Monday, February 03, 2014

Choosing Between Meritocracy And Topocracy

Topocracy is a counterpoint to the meritocratic distribution of rewards within an economic network.  This isn't some mere theoretical description of how economies behave as their structures mature.  It's a description of reality as plutocratic regimes become entrenched in modern economies.
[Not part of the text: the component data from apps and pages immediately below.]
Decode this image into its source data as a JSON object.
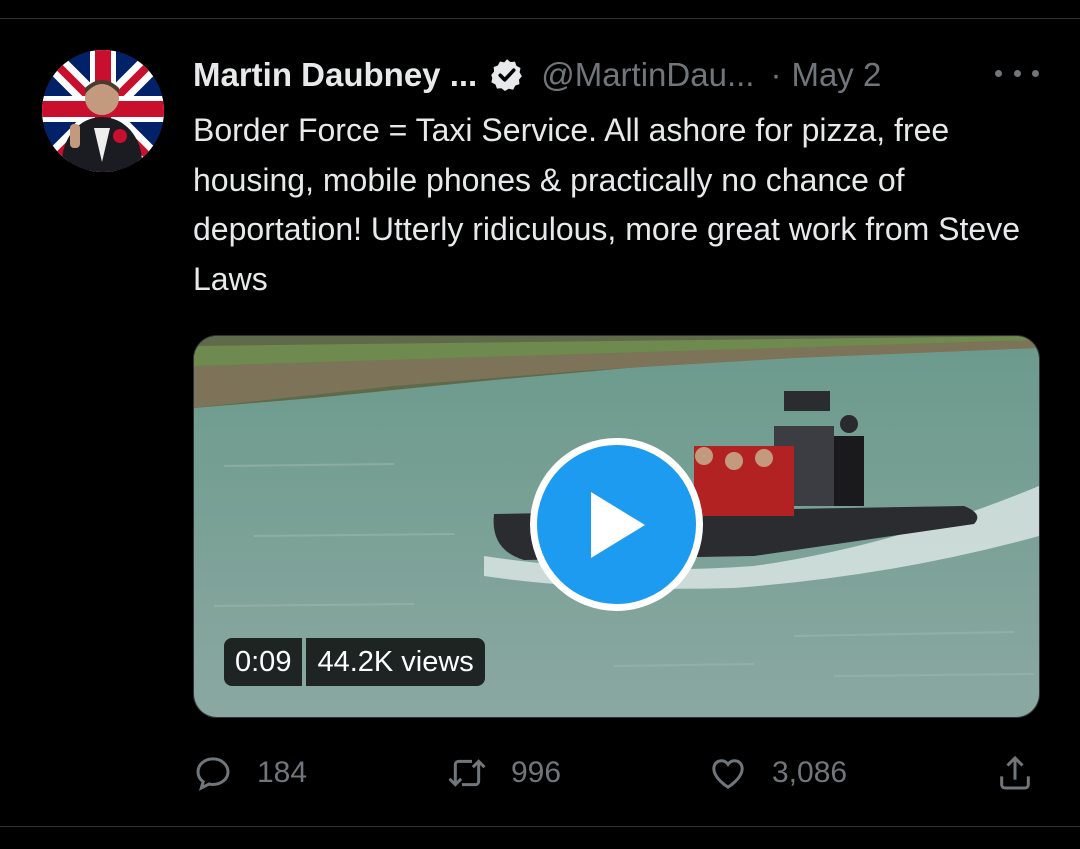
{
  "tweet": {
    "author_name": "Martin Daubney ...",
    "handle": "@MartinDau...",
    "separator": "·",
    "date": "May 2",
    "text": "Border Force = Taxi Service. All ashore for pizza, free housing, mobile phones & practically no chance of deportation! Utterly ridiculous, more great work from Steve Laws",
    "verified": true
  },
  "media": {
    "duration": "0:09",
    "views": "44.2K views"
  },
  "actions": {
    "replies": "184",
    "retweets": "996",
    "likes": "3,086"
  },
  "colors": {
    "background": "#000000",
    "text_primary": "#e7e9ea",
    "text_secondary": "#71767b",
    "accent": "#1d9bf0"
  },
  "icons": {
    "verified": "verified-badge-icon",
    "more": "more-horizontal-icon",
    "play": "play-icon",
    "reply": "reply-icon",
    "retweet": "retweet-icon",
    "like": "heart-icon",
    "share": "share-icon"
  }
}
Contrast the Arrow-Debreau model of supply-demand equilibrium with the Sonnenschein–Mantel–Debreu theorem that individual rationality does not necessarily lead to macroeconomic rationality.  This is not intuitive; Kantian reasoning tempts us to believe that rational actors everywhere would construct a rational world even without a deliberate attempt to do so.  The lack of rationality in humans, such as with the inability to apply Bayes' Theorem or game theory in thinking, begs theoreticians to construct explanations that account for non-rational economic actions.  This leads academics to the study of the tension between topocracy and meritocracy in a world where a perfect Arrow-Debreau equilibrium does not always hold for every commodity.
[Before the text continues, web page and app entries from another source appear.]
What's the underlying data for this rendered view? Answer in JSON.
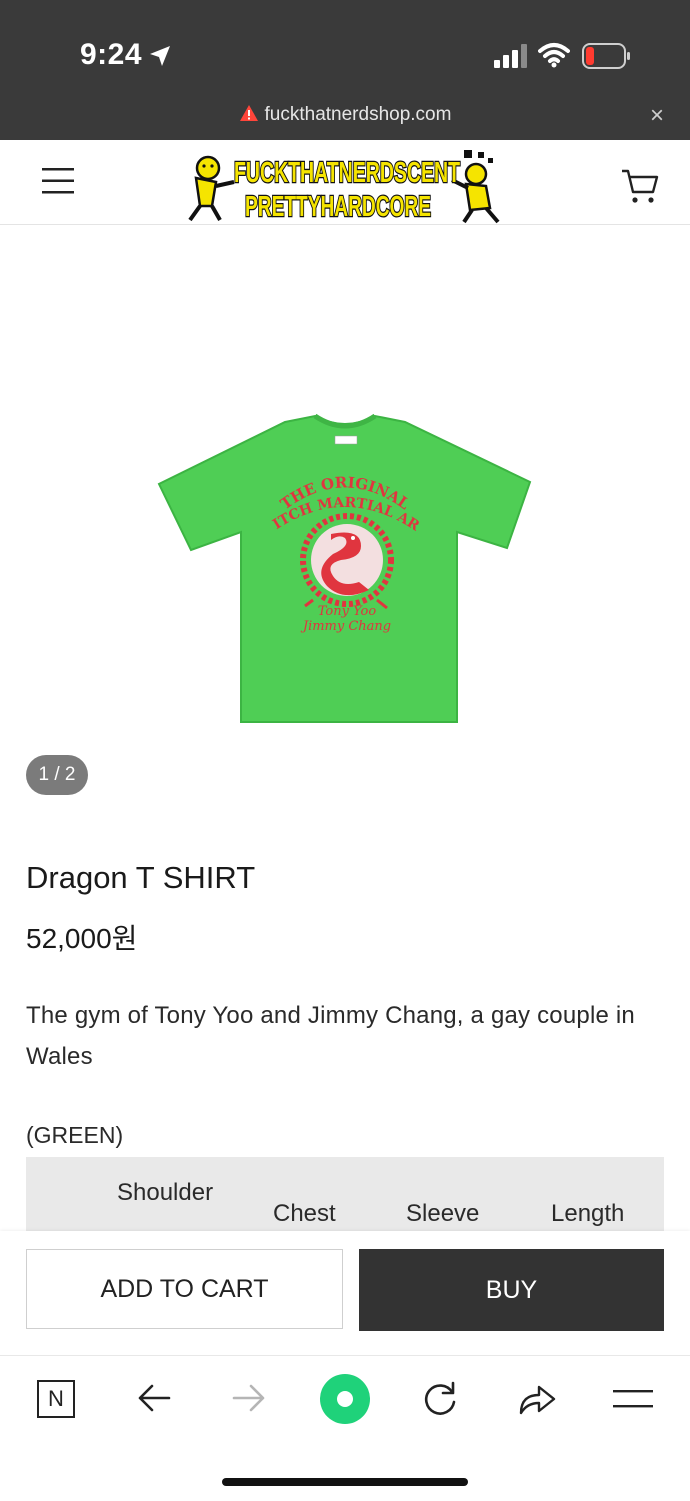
{
  "status_bar": {
    "time": "9:24",
    "url": "fuckthatnerdshop.com",
    "close_symbol": "×"
  },
  "header": {
    "logo_line1": "FUCKTHATNERDSCENT",
    "logo_line2": "PRETTYHARDCORE",
    "menu_icon": "hamburger-menu-icon",
    "cart_icon": "shopping-cart-icon"
  },
  "product": {
    "image_counter": "1 / 2",
    "shirt_print": {
      "arc_top1": "THE ORIGINAL",
      "arc_top2": "SNITCH MARTIAL ARTS",
      "script1": "Tony Yoo",
      "script2": "Jimmy Chang"
    },
    "title": "Dragon T SHIRT",
    "price": "52,000원",
    "description": "The gym of Tony Yoo and Jimmy Chang, a gay couple in Wales",
    "color": "(GREEN)",
    "size_headers": [
      "Shoulder",
      "Chest",
      "Sleeve",
      "Length"
    ]
  },
  "actions": {
    "add_to_cart": "ADD TO CART",
    "buy": "BUY"
  },
  "browser_toolbar": {
    "n_label": "N",
    "icons": [
      "naver-icon",
      "back-arrow-icon",
      "forward-arrow-icon",
      "green-dot-icon",
      "reload-icon",
      "share-icon",
      "menu-icon"
    ]
  },
  "colors": {
    "status_bg": "#3a3a3a",
    "shirt_green": "#4fce55",
    "print_red": "#e0353f",
    "logo_yellow": "#f5e400",
    "buy_bg": "#333333",
    "green_dot": "#1fd27a"
  }
}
Serious students of these topics are welcome to peruse "To Each According to its Degree: The Meritocracy and Topocracy of Embedded Markets" from Scientific Reports.  One doesn't need an understanding of advanced mathematics to comprehend the study's implications.  Social networks have costs, and those costs channel rewards to economic actors favored by "nodes" of connectivity regardless of whether they produce things of value.  A plutocratic society skews these reward channels upward through manipulation of the legal and political systems.  Increasing income inequality is the result.  Economic advantage is locked into the most robust social networks.  Members of lower social classes find themselves locked out of opportunities to join social networks that channel excess economic rewards upward to the ruling elite.

The choice between meritocracy and topocracy is never completely mutually exclusive.  Economies have always been inseparable from social networks.  Only the complete disintermediation of all production, all consumption, and all knowledge from social connections would theoretically eliminate the possibility of topocratic rewards skewed to those of high connections and status.  The greatest promise of additive manufacturing (3D printers allowing anyone to design and produce), automation (the possibility of production anywhere, anytime), and MOOCs (free education and knowledge) is the potential to confine topocracy to a very small portion of the economy.  The convergence of those three forces can unleash a meritocratic economy that bypasses plutocratic social nodes.